Constant cell phone chatter has become a chief complaint among train commuters.
Hoping for some peace and quiet on their commute, some trains have even set up designated “quiet cars” banning cell phone conversation.
Oh, how times have changed.
To the go-getter Post-War businessman the concept of conducting a business deal in California via the phone while riding on the 6:14 train home to Connecticut, was just one more miraculous post-war promise dangled before the eager American public.
A 1946 ad from P.R.Mallory & Company, a U.S producers of dry cell batteries as well as electrical and electronic components, fairly gushed about the development of the wonder of train radio that would soon be available to the American public.
“Someday soon your favorite “limited” will be a radio station on wheels” the ad begins.
“ As you ride the luxury train of tomorrow, telephone calls, originating anywhere in the U.S. or even beyond, will be transmitted by railroad radio to passengers. Passengers, in turn, will be able to communicate with any person who owns a telephone.”
“Fantastic? Not at all,” they boast. “Already railroad radio is an accepted, though limited, factor in train operation. It is used in routing freight, directing traffic, reporting or preventing equipment breakdowns.”
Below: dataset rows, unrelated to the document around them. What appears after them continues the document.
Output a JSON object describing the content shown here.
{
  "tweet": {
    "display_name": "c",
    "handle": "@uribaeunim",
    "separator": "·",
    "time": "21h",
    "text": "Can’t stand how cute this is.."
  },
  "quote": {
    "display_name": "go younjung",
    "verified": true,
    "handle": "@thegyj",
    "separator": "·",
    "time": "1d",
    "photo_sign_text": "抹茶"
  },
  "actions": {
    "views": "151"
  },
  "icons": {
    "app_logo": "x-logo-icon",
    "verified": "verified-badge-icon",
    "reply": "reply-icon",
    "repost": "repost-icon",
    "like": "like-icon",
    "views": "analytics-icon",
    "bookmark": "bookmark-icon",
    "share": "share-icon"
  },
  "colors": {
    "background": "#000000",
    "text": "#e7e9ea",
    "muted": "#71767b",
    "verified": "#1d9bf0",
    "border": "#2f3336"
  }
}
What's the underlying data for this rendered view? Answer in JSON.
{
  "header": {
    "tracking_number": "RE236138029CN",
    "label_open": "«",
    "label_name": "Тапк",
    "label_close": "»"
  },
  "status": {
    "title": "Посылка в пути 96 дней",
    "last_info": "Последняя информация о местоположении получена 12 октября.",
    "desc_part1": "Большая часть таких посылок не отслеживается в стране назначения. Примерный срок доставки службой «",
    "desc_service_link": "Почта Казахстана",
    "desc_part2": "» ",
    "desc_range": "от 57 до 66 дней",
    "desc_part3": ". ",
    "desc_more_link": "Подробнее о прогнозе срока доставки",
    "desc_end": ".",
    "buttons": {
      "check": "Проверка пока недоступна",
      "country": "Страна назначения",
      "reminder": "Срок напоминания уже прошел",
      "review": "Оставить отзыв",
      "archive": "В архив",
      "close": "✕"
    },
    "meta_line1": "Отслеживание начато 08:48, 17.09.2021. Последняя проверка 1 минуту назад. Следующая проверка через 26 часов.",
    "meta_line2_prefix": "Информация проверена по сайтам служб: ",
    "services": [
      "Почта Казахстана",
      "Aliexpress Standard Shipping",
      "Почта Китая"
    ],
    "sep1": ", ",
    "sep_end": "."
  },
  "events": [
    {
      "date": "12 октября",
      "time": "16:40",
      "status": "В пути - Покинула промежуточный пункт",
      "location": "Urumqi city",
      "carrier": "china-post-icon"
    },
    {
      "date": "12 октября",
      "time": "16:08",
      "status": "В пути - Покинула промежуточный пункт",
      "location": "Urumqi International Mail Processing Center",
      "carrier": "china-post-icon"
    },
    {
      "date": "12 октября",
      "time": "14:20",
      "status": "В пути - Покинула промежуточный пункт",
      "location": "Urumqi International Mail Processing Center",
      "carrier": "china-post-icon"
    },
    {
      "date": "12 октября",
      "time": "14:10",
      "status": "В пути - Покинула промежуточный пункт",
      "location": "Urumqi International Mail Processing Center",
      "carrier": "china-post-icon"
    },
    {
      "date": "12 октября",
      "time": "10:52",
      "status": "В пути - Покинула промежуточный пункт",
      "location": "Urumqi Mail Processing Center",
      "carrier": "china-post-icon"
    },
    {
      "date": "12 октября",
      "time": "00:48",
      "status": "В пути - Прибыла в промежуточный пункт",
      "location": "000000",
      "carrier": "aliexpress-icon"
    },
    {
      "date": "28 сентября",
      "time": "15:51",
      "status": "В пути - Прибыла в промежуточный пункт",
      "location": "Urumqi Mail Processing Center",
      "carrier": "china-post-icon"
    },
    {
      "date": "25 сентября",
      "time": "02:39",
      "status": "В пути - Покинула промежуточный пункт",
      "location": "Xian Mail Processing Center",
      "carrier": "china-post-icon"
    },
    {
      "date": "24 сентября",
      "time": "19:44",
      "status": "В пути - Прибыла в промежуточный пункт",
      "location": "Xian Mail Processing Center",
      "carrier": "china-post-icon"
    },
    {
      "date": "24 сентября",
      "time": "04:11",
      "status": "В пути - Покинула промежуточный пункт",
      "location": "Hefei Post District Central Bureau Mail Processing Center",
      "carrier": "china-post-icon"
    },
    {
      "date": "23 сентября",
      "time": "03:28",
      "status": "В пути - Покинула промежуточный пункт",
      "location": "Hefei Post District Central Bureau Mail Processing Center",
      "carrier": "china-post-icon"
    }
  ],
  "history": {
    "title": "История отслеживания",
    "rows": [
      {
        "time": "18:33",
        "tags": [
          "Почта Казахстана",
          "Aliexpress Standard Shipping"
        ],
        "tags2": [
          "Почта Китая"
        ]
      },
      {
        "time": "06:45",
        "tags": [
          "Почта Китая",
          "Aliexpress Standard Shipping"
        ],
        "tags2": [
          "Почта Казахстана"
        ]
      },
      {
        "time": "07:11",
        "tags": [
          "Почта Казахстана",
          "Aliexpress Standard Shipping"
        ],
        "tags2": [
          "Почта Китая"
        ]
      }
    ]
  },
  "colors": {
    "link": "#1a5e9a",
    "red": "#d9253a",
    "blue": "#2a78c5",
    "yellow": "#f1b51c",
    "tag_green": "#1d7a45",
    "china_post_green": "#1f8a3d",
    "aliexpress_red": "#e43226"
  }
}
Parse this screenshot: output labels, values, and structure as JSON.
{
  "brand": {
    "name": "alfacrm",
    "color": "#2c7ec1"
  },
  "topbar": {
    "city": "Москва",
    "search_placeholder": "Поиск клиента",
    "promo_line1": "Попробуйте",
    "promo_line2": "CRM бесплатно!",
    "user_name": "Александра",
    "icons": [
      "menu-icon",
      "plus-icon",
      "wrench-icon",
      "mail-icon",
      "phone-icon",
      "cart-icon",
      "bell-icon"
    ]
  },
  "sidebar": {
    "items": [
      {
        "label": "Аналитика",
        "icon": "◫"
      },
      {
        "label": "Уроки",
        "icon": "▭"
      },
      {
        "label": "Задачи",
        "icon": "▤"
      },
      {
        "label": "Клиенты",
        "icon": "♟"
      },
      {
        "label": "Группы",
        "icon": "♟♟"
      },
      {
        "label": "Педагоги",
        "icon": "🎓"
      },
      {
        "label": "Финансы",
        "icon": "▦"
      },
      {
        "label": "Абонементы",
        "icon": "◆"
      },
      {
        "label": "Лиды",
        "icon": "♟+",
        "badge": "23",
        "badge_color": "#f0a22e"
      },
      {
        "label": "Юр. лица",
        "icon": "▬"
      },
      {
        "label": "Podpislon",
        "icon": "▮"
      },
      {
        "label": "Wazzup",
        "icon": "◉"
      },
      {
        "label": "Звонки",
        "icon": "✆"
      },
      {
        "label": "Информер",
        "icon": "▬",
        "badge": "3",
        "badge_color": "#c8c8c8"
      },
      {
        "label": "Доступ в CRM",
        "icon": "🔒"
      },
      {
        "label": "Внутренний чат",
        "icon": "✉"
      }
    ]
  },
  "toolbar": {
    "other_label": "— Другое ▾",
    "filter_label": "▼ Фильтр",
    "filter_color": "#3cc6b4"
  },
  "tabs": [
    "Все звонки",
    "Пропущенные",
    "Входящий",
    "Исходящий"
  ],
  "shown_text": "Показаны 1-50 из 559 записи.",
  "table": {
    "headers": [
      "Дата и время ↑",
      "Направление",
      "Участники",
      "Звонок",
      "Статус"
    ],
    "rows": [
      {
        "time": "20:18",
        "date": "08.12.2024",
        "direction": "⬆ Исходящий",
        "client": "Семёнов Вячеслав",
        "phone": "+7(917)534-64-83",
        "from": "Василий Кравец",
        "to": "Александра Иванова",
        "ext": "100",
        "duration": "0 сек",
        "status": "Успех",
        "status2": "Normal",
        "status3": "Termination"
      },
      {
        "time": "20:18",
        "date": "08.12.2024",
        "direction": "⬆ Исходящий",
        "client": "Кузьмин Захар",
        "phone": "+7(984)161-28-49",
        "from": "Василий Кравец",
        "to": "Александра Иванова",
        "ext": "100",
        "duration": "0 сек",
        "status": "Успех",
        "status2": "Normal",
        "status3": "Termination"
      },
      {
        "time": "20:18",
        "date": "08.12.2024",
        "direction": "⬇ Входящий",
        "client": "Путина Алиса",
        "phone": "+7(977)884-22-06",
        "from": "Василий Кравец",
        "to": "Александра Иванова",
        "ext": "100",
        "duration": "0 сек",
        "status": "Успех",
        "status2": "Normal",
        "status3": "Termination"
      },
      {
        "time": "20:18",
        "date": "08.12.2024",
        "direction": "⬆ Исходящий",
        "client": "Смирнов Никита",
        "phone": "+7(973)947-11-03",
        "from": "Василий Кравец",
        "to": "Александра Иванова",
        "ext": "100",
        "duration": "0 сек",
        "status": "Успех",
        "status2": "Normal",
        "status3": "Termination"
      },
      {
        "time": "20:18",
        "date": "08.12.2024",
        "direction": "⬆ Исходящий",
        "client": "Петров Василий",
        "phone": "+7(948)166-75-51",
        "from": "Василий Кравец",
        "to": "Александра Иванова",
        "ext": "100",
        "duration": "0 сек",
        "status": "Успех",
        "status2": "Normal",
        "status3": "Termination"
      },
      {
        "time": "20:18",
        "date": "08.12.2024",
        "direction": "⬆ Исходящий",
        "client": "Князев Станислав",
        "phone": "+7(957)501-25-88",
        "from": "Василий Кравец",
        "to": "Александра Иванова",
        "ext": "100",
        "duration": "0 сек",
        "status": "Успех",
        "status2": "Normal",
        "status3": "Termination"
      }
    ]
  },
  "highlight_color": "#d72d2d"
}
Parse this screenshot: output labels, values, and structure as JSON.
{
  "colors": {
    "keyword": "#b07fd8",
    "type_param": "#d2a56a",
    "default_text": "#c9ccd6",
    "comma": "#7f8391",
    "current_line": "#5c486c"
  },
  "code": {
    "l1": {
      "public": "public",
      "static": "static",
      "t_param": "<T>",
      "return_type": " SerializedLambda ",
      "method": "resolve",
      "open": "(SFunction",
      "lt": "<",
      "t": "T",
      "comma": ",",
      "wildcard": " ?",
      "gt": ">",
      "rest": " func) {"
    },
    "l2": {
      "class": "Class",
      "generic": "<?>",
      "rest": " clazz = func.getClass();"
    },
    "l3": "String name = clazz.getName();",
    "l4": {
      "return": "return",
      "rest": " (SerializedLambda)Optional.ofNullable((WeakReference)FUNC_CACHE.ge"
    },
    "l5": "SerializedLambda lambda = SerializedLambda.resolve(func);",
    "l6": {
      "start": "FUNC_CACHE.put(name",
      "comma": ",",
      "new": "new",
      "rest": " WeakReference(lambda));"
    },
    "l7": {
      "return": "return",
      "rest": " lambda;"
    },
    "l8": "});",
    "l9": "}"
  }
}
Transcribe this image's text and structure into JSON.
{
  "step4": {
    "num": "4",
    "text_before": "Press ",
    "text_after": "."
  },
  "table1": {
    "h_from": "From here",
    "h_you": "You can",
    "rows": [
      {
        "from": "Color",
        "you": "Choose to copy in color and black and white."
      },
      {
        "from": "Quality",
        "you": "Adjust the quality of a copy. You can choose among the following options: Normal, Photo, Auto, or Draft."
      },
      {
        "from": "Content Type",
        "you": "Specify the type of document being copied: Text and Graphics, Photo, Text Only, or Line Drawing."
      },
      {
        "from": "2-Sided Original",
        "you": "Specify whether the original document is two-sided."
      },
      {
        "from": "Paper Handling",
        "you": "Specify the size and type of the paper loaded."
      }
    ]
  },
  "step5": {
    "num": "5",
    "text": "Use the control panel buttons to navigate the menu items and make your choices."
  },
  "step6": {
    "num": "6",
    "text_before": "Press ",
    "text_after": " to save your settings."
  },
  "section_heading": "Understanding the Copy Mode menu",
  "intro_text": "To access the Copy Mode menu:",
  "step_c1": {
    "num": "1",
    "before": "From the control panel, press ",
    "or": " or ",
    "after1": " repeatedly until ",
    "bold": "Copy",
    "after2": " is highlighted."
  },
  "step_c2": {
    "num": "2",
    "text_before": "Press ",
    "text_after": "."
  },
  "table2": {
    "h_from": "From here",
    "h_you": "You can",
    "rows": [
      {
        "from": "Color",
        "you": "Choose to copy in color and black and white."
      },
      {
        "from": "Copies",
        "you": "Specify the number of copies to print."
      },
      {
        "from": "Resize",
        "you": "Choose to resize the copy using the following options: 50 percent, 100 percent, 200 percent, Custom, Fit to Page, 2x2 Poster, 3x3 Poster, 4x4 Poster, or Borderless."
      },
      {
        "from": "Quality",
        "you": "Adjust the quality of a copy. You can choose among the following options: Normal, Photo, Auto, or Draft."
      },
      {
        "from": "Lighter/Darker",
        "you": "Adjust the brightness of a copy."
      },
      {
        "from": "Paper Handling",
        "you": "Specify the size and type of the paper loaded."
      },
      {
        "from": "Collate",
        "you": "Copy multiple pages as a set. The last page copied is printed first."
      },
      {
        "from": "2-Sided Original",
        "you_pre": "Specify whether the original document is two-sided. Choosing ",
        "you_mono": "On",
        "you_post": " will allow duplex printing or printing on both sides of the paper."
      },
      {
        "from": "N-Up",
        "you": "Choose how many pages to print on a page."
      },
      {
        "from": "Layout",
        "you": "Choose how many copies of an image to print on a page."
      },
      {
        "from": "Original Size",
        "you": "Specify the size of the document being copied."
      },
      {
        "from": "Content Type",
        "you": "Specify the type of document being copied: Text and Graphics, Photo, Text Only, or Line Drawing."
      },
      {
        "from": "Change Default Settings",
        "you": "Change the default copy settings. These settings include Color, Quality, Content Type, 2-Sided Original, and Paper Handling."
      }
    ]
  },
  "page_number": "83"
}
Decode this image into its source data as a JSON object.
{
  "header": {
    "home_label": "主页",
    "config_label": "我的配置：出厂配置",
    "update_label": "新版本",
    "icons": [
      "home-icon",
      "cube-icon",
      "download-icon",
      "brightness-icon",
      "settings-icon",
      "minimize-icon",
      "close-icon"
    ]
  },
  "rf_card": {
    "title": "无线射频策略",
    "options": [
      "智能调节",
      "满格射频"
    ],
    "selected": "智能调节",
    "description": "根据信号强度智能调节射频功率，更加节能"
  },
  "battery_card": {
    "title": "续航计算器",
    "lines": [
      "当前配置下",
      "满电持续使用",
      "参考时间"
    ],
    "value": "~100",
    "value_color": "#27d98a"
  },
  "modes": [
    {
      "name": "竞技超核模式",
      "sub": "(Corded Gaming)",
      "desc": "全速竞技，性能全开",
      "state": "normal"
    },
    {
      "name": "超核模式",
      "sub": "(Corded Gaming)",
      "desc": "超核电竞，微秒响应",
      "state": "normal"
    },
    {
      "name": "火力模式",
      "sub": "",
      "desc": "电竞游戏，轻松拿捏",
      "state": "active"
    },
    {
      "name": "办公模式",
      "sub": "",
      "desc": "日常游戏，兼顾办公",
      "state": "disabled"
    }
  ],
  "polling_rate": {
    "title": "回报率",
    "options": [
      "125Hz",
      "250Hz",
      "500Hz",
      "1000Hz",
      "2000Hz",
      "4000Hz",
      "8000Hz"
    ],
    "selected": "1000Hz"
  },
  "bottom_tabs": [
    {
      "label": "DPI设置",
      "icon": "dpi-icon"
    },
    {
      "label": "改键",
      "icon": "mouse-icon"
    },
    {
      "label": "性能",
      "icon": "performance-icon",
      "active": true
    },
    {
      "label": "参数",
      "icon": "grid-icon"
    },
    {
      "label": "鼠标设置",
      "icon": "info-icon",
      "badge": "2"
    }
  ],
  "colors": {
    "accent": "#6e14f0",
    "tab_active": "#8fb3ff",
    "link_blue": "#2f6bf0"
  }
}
This week marks the 40th anniversary of the first mobile phone call being placed, but mobile communications have been around for some time.
During WWII soldiers used 2 way radio transceiver walkie talkies to communicate for the front lines. Developed by Motorola Electronics Engineers, the “Handie Talkie” was a battery-powered radio receiver and transmitter no larger than a cracker box.
“In a war of vast spaces, swift movement and violent action…radio communication must not fail. Information transmitted with split second speed via the Handie Talkie, the bantam weight portable two-way radiotelephone.”
This was such a novel idea that the ad gives instructions on how to use the device: “The operator talks, giving information, and listens, receiving instructions. Officers and men call it the fightingest radio in the army!
Post War Promises
A Motorola had provided the army with Walkie Talkies so it was a natural assumption that they would catch on with the post war civilian.
In an ad from Seagram’s Canadian Whiskey entitled ” Men Who Plan For Tomorrow ” they predicted a world of mobile communications modeled on the Handie Talkie.
“When you’ve caught your creeful of trout in a stream miles from anywhere, you can reach your wife by your personal, portable radio-telephone…ask her to invite the neighbors for dinner….
“Then driving home in your car, you can tell her just what time to expect you!…Fantastic? The portable radio telephone is already in use by our Armed Forces. Today’s weapon, tomorrows convenience!”
Copyright (©) 2013 Sally Edelstein All Rights Reserved